## TASK DETAILS
Scan the records for the string "Configuration" and state how many lines contain it, using the number alone.

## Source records
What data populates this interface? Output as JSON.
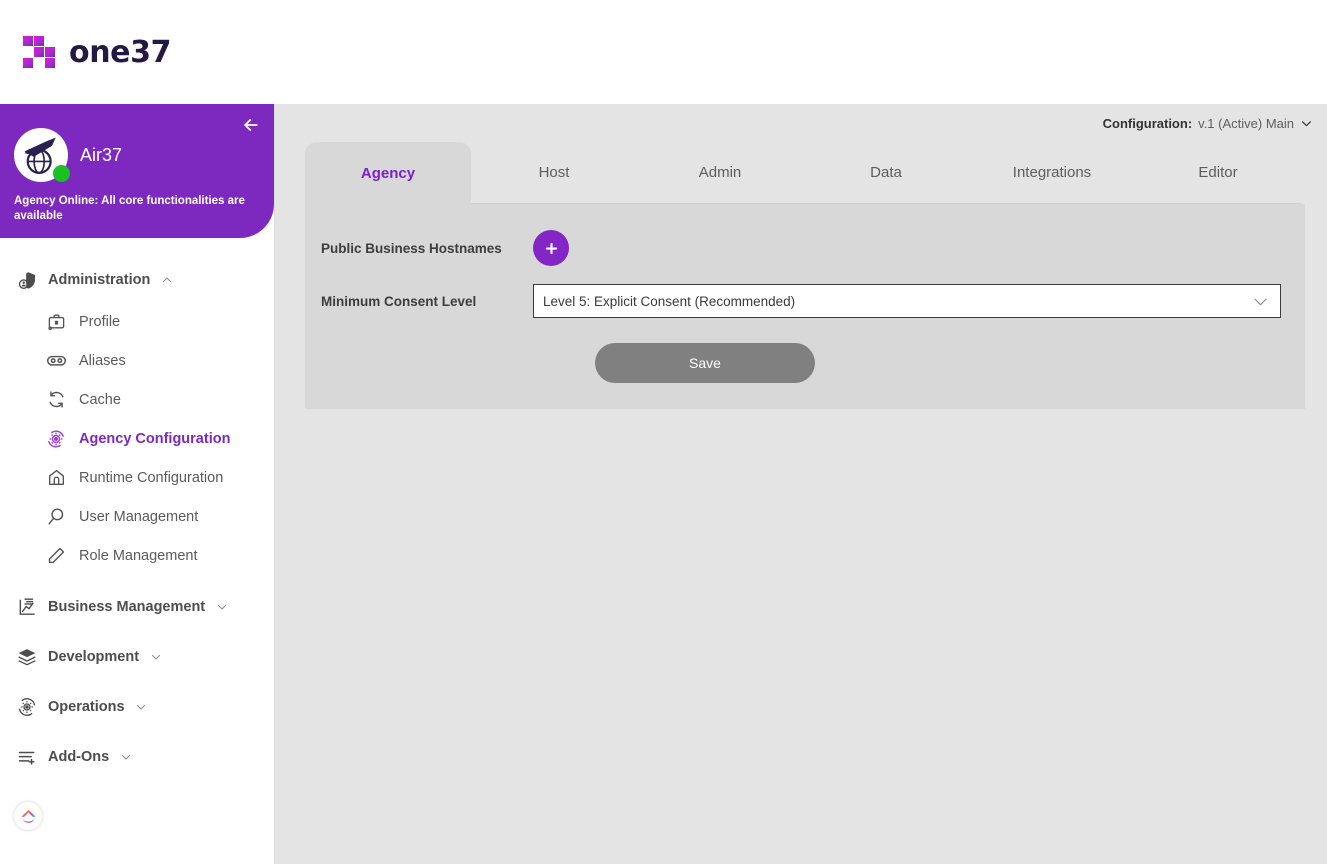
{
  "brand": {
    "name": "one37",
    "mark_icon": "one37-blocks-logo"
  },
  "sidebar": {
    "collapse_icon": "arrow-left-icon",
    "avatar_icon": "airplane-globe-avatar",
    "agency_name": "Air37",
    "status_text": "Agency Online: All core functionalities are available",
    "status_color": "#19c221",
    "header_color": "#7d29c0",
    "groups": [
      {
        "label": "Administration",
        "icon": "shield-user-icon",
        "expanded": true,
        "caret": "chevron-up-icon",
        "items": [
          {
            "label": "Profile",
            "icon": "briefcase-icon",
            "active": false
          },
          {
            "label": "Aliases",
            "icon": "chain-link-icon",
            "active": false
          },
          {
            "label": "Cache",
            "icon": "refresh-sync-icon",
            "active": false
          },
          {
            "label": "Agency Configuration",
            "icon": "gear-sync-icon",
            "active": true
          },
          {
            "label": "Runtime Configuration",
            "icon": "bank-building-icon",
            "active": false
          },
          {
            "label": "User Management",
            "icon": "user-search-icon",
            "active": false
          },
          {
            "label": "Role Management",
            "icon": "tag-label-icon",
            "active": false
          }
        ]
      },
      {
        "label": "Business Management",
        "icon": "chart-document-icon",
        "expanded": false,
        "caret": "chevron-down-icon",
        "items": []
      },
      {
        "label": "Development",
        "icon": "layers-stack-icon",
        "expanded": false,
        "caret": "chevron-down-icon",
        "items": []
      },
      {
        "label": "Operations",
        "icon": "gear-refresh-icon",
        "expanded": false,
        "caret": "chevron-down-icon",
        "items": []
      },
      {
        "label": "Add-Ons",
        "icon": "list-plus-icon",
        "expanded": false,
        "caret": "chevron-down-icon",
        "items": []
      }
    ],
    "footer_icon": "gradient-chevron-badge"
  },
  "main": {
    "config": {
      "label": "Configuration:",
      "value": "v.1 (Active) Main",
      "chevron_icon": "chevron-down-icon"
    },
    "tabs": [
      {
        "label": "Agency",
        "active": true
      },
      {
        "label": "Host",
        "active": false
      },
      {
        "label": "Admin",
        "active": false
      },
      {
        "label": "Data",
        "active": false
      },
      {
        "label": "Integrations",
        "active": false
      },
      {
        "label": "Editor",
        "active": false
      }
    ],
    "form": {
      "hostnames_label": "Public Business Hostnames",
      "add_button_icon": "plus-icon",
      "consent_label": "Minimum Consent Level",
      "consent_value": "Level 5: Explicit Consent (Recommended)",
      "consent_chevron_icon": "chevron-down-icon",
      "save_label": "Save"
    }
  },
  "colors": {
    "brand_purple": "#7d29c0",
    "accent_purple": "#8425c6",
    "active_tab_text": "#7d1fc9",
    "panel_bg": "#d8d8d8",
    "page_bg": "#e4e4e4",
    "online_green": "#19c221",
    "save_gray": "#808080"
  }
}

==

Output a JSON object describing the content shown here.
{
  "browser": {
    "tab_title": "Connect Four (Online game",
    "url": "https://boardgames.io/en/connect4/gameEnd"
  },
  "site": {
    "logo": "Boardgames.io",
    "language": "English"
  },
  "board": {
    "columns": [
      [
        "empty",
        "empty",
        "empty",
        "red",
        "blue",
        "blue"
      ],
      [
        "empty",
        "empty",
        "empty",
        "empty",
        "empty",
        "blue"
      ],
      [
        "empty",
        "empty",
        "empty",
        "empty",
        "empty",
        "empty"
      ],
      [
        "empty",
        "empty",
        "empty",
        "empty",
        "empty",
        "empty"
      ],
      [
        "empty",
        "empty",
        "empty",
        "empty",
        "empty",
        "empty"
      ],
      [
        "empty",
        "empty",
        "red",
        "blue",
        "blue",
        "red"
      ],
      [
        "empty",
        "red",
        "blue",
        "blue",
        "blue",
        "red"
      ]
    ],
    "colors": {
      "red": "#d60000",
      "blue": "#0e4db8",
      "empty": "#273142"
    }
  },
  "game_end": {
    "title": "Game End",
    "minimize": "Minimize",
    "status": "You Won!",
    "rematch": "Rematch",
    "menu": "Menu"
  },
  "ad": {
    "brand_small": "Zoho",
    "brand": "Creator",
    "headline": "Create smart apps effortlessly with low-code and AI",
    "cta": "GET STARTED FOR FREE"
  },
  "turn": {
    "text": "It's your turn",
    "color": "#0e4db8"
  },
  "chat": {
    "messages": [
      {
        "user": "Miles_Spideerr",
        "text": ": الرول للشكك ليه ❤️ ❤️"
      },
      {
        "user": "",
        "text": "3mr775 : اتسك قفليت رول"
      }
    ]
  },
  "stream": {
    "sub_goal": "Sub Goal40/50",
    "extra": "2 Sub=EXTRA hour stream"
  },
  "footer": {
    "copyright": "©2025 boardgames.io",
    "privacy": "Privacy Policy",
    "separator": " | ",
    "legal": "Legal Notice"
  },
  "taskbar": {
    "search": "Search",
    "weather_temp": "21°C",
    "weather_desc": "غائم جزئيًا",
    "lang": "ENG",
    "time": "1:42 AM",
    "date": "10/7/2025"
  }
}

## EXERCISE RESPONSE
3